■ Instructions for the task ■
Set down every entry again word for word, please, but skip the pictures.

[Data entries]
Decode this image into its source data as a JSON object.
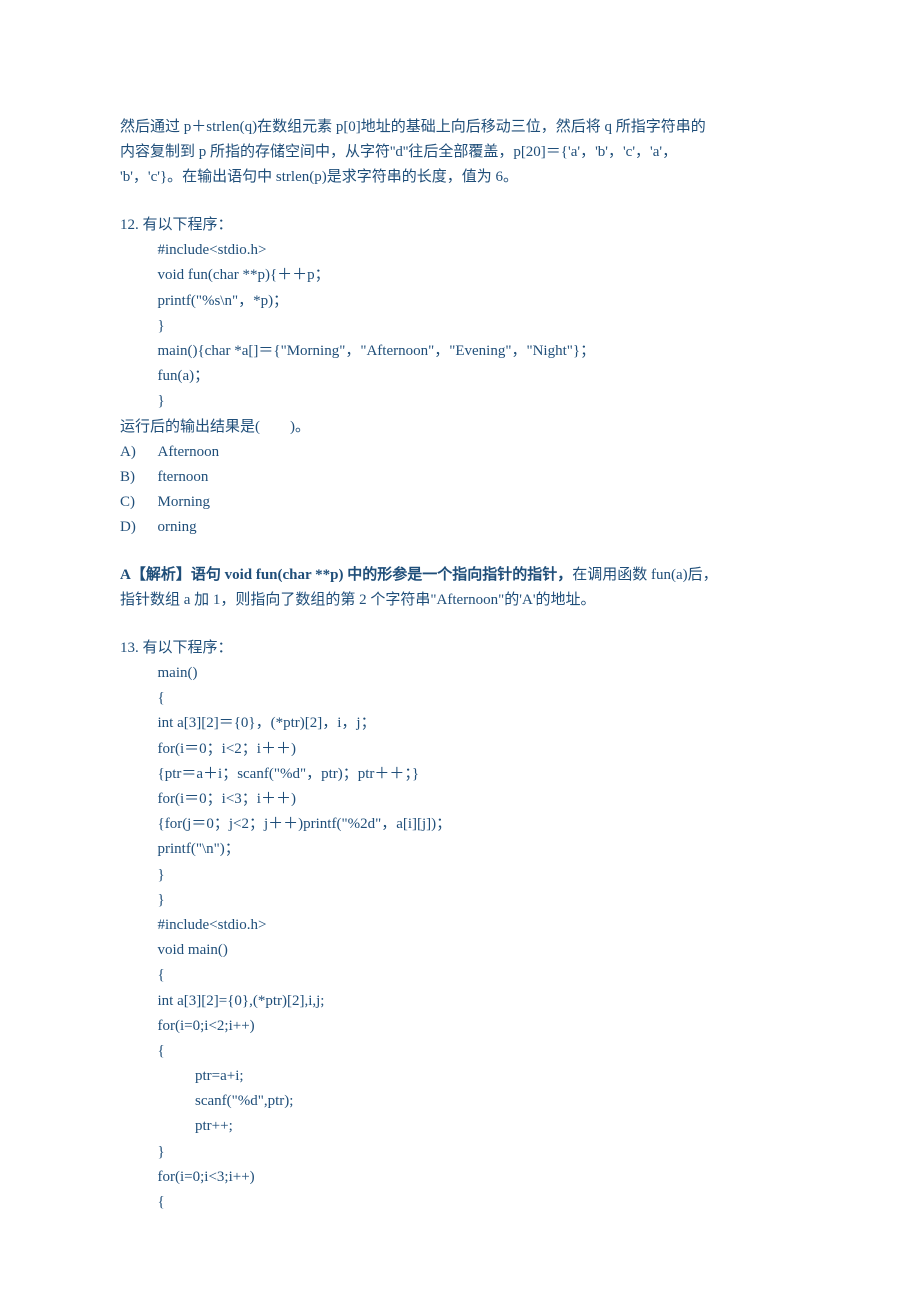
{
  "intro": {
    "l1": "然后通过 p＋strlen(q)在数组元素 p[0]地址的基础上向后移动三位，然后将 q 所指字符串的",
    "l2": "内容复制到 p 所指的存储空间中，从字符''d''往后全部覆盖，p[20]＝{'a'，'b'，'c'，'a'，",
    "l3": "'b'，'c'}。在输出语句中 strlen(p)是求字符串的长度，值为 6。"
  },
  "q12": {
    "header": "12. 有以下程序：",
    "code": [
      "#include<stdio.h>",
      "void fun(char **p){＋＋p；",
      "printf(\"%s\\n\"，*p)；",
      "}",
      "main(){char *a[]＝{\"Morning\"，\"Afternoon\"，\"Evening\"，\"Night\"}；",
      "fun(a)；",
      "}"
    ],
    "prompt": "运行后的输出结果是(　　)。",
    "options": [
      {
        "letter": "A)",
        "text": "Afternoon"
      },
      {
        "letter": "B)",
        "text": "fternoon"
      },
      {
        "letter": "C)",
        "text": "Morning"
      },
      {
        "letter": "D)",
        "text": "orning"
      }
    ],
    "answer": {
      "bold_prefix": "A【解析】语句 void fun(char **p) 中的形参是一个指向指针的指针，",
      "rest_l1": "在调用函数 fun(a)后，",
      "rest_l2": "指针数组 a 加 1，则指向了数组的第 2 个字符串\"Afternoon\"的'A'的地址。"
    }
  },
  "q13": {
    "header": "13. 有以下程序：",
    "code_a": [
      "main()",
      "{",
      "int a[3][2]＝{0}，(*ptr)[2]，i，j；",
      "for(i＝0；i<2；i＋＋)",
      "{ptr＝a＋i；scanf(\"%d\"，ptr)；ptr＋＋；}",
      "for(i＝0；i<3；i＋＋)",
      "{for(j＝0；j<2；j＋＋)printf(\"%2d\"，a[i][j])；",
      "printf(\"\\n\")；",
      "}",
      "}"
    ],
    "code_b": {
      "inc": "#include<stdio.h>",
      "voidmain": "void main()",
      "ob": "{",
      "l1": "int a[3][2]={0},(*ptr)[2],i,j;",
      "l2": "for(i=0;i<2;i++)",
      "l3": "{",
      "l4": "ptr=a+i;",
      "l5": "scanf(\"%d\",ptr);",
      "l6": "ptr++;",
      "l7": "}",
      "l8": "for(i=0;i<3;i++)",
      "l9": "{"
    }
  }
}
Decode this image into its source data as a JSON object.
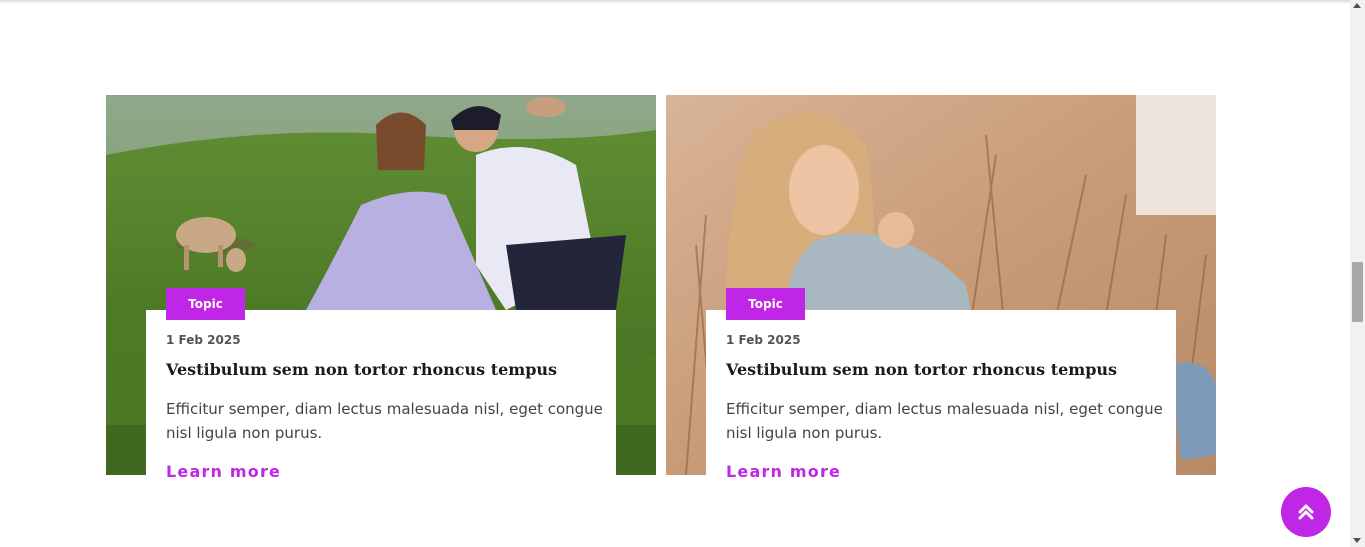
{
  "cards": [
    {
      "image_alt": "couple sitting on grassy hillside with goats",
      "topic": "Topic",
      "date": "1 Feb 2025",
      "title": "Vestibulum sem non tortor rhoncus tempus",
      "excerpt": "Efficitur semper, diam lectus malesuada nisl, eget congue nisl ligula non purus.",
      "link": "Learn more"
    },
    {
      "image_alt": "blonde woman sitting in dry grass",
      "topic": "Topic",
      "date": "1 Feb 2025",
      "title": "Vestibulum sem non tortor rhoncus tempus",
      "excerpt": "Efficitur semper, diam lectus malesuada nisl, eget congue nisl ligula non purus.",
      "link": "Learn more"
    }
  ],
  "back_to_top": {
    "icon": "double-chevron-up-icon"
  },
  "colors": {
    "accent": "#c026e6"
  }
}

■ Solution to the problem ■
Decode this image into its source data as a JSON object.
{
  "intro": {
    "l1": "然后通过 p＋strlen(q)在数组元素 p[0]地址的基础上向后移动三位，然后将 q 所指字符串的",
    "l2": "内容复制到 p 所指的存储空间中，从字符''d''往后全部覆盖，p[20]＝{'a'，'b'，'c'，'a'，",
    "l3": "'b'，'c'}。在输出语句中 strlen(p)是求字符串的长度，值为 6。"
  },
  "q12": {
    "header": "12. 有以下程序：",
    "code": [
      "#include<stdio.h>",
      "void fun(char **p){＋＋p；",
      "printf(\"%s\\n\"，*p)；",
      "}",
      "main(){char *a[]＝{\"Morning\"，\"Afternoon\"，\"Evening\"，\"Night\"}；",
      "fun(a)；",
      "}"
    ],
    "prompt": "运行后的输出结果是(　　)。",
    "options": [
      {
        "letter": "A)",
        "text": "Afternoon"
      },
      {
        "letter": "B)",
        "text": "fternoon"
      },
      {
        "letter": "C)",
        "text": "Morning"
      },
      {
        "letter": "D)",
        "text": "orning"
      }
    ],
    "answer": {
      "bold_prefix": "A【解析】语句 void fun(char **p) 中的形参是一个指向指针的指针，",
      "rest_l1": "在调用函数 fun(a)后，",
      "rest_l2": "指针数组 a 加 1，则指向了数组的第 2 个字符串\"Afternoon\"的'A'的地址。"
    }
  },
  "q13": {
    "header": "13. 有以下程序：",
    "code_a": [
      "main()",
      "{",
      "int a[3][2]＝{0}，(*ptr)[2]，i，j；",
      "for(i＝0；i<2；i＋＋)",
      "{ptr＝a＋i；scanf(\"%d\"，ptr)；ptr＋＋；}",
      "for(i＝0；i<3；i＋＋)",
      "{for(j＝0；j<2；j＋＋)printf(\"%2d\"，a[i][j])；",
      "printf(\"\\n\")；",
      "}",
      "}"
    ],
    "code_b": {
      "inc": "#include<stdio.h>",
      "voidmain": "void main()",
      "ob": "{",
      "l1": "int a[3][2]={0},(*ptr)[2],i,j;",
      "l2": "for(i=0;i<2;i++)",
      "l3": "{",
      "l4": "ptr=a+i;",
      "l5": "scanf(\"%d\",ptr);",
      "l6": "ptr++;",
      "l7": "}",
      "l8": "for(i=0;i<3;i++)",
      "l9": "{"
    }
  }
}
Decode this image into its source data as a JSON object.
{
  "cards": [
    {
      "image_alt": "couple sitting on grassy hillside with goats",
      "topic": "Topic",
      "date": "1 Feb 2025",
      "title": "Vestibulum sem non tortor rhoncus tempus",
      "excerpt": "Efficitur semper, diam lectus malesuada nisl, eget congue nisl ligula non purus.",
      "link": "Learn more"
    },
    {
      "image_alt": "blonde woman sitting in dry grass",
      "topic": "Topic",
      "date": "1 Feb 2025",
      "title": "Vestibulum sem non tortor rhoncus tempus",
      "excerpt": "Efficitur semper, diam lectus malesuada nisl, eget congue nisl ligula non purus.",
      "link": "Learn more"
    }
  ],
  "back_to_top": {
    "icon": "double-chevron-up-icon"
  },
  "colors": {
    "accent": "#c026e6"
  }
}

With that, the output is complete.